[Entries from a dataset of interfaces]
/---
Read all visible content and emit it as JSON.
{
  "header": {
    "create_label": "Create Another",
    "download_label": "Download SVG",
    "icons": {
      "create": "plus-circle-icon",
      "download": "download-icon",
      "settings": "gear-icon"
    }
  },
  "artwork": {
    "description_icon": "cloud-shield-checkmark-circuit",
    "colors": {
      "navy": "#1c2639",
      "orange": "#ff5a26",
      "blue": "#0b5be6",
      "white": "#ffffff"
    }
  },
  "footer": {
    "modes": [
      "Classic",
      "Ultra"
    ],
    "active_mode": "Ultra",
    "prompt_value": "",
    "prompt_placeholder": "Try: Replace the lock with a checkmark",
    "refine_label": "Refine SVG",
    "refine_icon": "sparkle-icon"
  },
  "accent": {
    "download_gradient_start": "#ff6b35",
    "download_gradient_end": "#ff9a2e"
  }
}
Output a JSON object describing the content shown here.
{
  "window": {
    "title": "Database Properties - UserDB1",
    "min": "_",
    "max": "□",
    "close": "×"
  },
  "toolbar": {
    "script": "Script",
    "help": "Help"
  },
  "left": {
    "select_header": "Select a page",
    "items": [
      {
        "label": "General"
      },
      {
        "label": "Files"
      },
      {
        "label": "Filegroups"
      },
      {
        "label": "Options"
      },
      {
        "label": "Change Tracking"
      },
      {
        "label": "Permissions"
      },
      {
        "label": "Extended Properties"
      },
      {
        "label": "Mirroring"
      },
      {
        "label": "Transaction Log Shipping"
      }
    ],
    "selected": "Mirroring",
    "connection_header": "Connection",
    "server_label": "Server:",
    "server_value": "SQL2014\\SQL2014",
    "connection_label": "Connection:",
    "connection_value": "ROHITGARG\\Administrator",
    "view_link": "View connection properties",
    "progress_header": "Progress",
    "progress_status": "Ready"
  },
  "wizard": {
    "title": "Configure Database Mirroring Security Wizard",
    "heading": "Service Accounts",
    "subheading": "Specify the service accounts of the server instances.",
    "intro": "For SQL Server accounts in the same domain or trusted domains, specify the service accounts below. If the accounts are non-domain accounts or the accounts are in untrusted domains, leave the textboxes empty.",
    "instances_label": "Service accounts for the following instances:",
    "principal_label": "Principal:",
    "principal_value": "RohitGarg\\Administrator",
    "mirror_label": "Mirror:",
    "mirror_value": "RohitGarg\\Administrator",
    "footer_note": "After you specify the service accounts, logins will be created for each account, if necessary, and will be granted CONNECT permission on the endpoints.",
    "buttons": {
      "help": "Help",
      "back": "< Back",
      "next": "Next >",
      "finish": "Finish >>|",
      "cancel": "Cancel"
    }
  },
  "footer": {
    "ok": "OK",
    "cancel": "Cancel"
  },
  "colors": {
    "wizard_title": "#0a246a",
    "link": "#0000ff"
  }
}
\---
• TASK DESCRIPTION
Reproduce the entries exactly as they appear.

• TASK RESPONSE
Read all visible content and emit it as JSON.
{
  "header": {
    "create_label": "Create Another",
    "download_label": "Download SVG",
    "icons": {
      "create": "plus-circle-icon",
      "download": "download-icon",
      "settings": "gear-icon"
    }
  },
  "artwork": {
    "description_icon": "cloud-shield-checkmark-circuit",
    "colors": {
      "navy": "#1c2639",
      "orange": "#ff5a26",
      "blue": "#0b5be6",
      "white": "#ffffff"
    }
  },
  "footer": {
    "modes": [
      "Classic",
      "Ultra"
    ],
    "active_mode": "Ultra",
    "prompt_value": "",
    "prompt_placeholder": "Try: Replace the lock with a checkmark",
    "refine_label": "Refine SVG",
    "refine_icon": "sparkle-icon"
  },
  "accent": {
    "download_gradient_start": "#ff6b35",
    "download_gradient_end": "#ff9a2e"
  }
}
Output a JSON object describing the content shown here.
{
  "window": {
    "title": "Database Properties - UserDB1",
    "min": "_",
    "max": "□",
    "close": "×"
  },
  "toolbar": {
    "script": "Script",
    "help": "Help"
  },
  "left": {
    "select_header": "Select a page",
    "items": [
      {
        "label": "General"
      },
      {
        "label": "Files"
      },
      {
        "label": "Filegroups"
      },
      {
        "label": "Options"
      },
      {
        "label": "Change Tracking"
      },
      {
        "label": "Permissions"
      },
      {
        "label": "Extended Properties"
      },
      {
        "label": "Mirroring"
      },
      {
        "label": "Transaction Log Shipping"
      }
    ],
    "selected": "Mirroring",
    "connection_header": "Connection",
    "server_label": "Server:",
    "server_value": "SQL2014\\SQL2014",
    "connection_label": "Connection:",
    "connection_value": "ROHITGARG\\Administrator",
    "view_link": "View connection properties",
    "progress_header": "Progress",
    "progress_status": "Ready"
  },
  "wizard": {
    "title": "Configure Database Mirroring Security Wizard",
    "heading": "Service Accounts",
    "subheading": "Specify the service accounts of the server instances.",
    "intro": "For SQL Server accounts in the same domain or trusted domains, specify the service accounts below. If the accounts are non-domain accounts or the accounts are in untrusted domains, leave the textboxes empty.",
    "instances_label": "Service accounts for the following instances:",
    "principal_label": "Principal:",
    "principal_value": "RohitGarg\\Administrator",
    "mirror_label": "Mirror:",
    "mirror_value": "RohitGarg\\Administrator",
    "footer_note": "After you specify the service accounts, logins will be created for each account, if necessary, and will be granted CONNECT permission on the endpoints.",
    "buttons": {
      "help": "Help",
      "back": "< Back",
      "next": "Next >",
      "finish": "Finish >>|",
      "cancel": "Cancel"
    }
  },
  "footer": {
    "ok": "OK",
    "cancel": "Cancel"
  },
  "colors": {
    "wizard_title": "#0a246a",
    "link": "#0000ff"
  }
}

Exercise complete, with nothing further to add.